*Stored data entries*.
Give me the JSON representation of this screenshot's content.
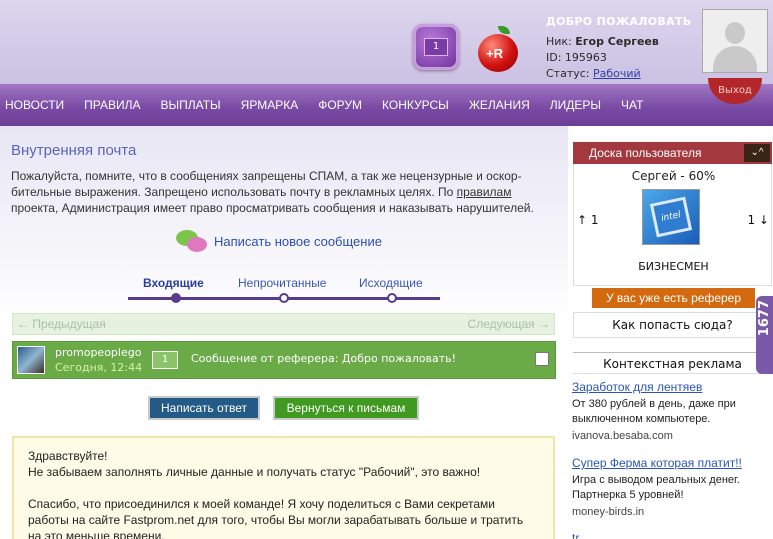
{
  "header": {
    "messages_count": "1",
    "apple_label": "+R",
    "welcome_title": "ДОБРО ПОЖАЛОВАТЬ",
    "nick_label": "Ник:",
    "nick_value": "Егор Сергеев",
    "id_label": "ID:",
    "id_value": "195963",
    "status_label": "Статус:",
    "status_value": "Рабочий",
    "logout_label": "Выход"
  },
  "nav": {
    "items": [
      "НОВОСТИ",
      "ПРАВИЛА",
      "ВЫПЛАТЫ",
      "ЯРМАРКА",
      "ФОРУМ",
      "КОНКУРСЫ",
      "ЖЕЛАНИЯ",
      "ЛИДЕРЫ",
      "ЧАТ"
    ]
  },
  "main": {
    "title": "Внутренняя почта",
    "notice_1": "Пожалуйста, помните, что в сообщениях запрещены СПАМ, а так же нецензурные и оскор-бительные выражения. Запрещено использовать почту в рекламных целях. По ",
    "notice_link": "правилам",
    "notice_2": " проекта, Администрация имеет право просматривать сообщения и наказывать нарушителей.",
    "compose_label": "Написать новое сообщение",
    "tabs": [
      "Входящие",
      "Непрочитанные",
      "Исходящие"
    ],
    "pager_prev": "← Предыдущая",
    "pager_next": "Следующая →",
    "message": {
      "sender": "promopeoplego",
      "date": "Сегодня, 12:44",
      "count": "1",
      "subject": "Сообщение от реферера: Добро пожаловать!"
    },
    "reply_button": "Написать ответ",
    "back_button": "Вернуться к письмам",
    "letter": {
      "line1": "Здравствуйте!",
      "line2": "Не забываем заполнять личные данные и получать статус \"Рабочий\", это важно!",
      "line3": "Спасибо, что присоединился к моей команде! Я хочу поделиться с Вами секретами работы на сайте Fastprom.net для того, чтобы Вы могли зарабатывать больше и тратить на это меньше времени."
    }
  },
  "sidebar": {
    "board_title": "Доска пользователя",
    "arrows": "⌄^",
    "user_line": "Сергей - 60%",
    "vote_up": "↑ 1",
    "vote_down": "1 ↓",
    "rank_chip": "intel",
    "rank_name": "БИЗНЕСМЕН",
    "referrer_button": "У вас уже есть реферер",
    "how_link": "Как попасть сюда?",
    "ads_title": "Контекстная реклама",
    "ads": [
      {
        "title": "Заработок для лентяев",
        "text": "От 380 рублей в день, даже при выключенном компьютере.",
        "url": "ivanova.besaba.com"
      },
      {
        "title": "Супер Ферма которая платит!!",
        "text": "Игра с выводом реальных денег. Партнерка 5 уровней!",
        "url": "money-birds.in"
      },
      {
        "title": "tr...",
        "text": "",
        "url": ""
      }
    ],
    "counter": "1677"
  }
}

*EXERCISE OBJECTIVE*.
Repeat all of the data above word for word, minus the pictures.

*WRITTEN ANSWER*.
Give me the JSON representation of this screenshot's content.
{
  "header": {
    "messages_count": "1",
    "apple_label": "+R",
    "welcome_title": "ДОБРО ПОЖАЛОВАТЬ",
    "nick_label": "Ник:",
    "nick_value": "Егор Сергеев",
    "id_label": "ID:",
    "id_value": "195963",
    "status_label": "Статус:",
    "status_value": "Рабочий",
    "logout_label": "Выход"
  },
  "nav": {
    "items": [
      "НОВОСТИ",
      "ПРАВИЛА",
      "ВЫПЛАТЫ",
      "ЯРМАРКА",
      "ФОРУМ",
      "КОНКУРСЫ",
      "ЖЕЛАНИЯ",
      "ЛИДЕРЫ",
      "ЧАТ"
    ]
  },
  "main": {
    "title": "Внутренняя почта",
    "notice_1": "Пожалуйста, помните, что в сообщениях запрещены СПАМ, а так же нецензурные и оскор-бительные выражения. Запрещено использовать почту в рекламных целях. По ",
    "notice_link": "правилам",
    "notice_2": " проекта, Администрация имеет право просматривать сообщения и наказывать нарушителей.",
    "compose_label": "Написать новое сообщение",
    "tabs": [
      "Входящие",
      "Непрочитанные",
      "Исходящие"
    ],
    "pager_prev": "← Предыдущая",
    "pager_next": "Следующая →",
    "message": {
      "sender": "promopeoplego",
      "date": "Сегодня, 12:44",
      "count": "1",
      "subject": "Сообщение от реферера: Добро пожаловать!"
    },
    "reply_button": "Написать ответ",
    "back_button": "Вернуться к письмам",
    "letter": {
      "line1": "Здравствуйте!",
      "line2": "Не забываем заполнять личные данные и получать статус \"Рабочий\", это важно!",
      "line3": "Спасибо, что присоединился к моей команде! Я хочу поделиться с Вами секретами работы на сайте Fastprom.net для того, чтобы Вы могли зарабатывать больше и тратить на это меньше времени."
    }
  },
  "sidebar": {
    "board_title": "Доска пользователя",
    "arrows": "⌄^",
    "user_line": "Сергей - 60%",
    "vote_up": "↑ 1",
    "vote_down": "1 ↓",
    "rank_chip": "intel",
    "rank_name": "БИЗНЕСМЕН",
    "referrer_button": "У вас уже есть реферер",
    "how_link": "Как попасть сюда?",
    "ads_title": "Контекстная реклама",
    "ads": [
      {
        "title": "Заработок для лентяев",
        "text": "От 380 рублей в день, даже при выключенном компьютере.",
        "url": "ivanova.besaba.com"
      },
      {
        "title": "Супер Ферма которая платит!!",
        "text": "Игра с выводом реальных денег. Партнерка 5 уровней!",
        "url": "money-birds.in"
      },
      {
        "title": "tr...",
        "text": "",
        "url": ""
      }
    ],
    "counter": "1677"
  }
}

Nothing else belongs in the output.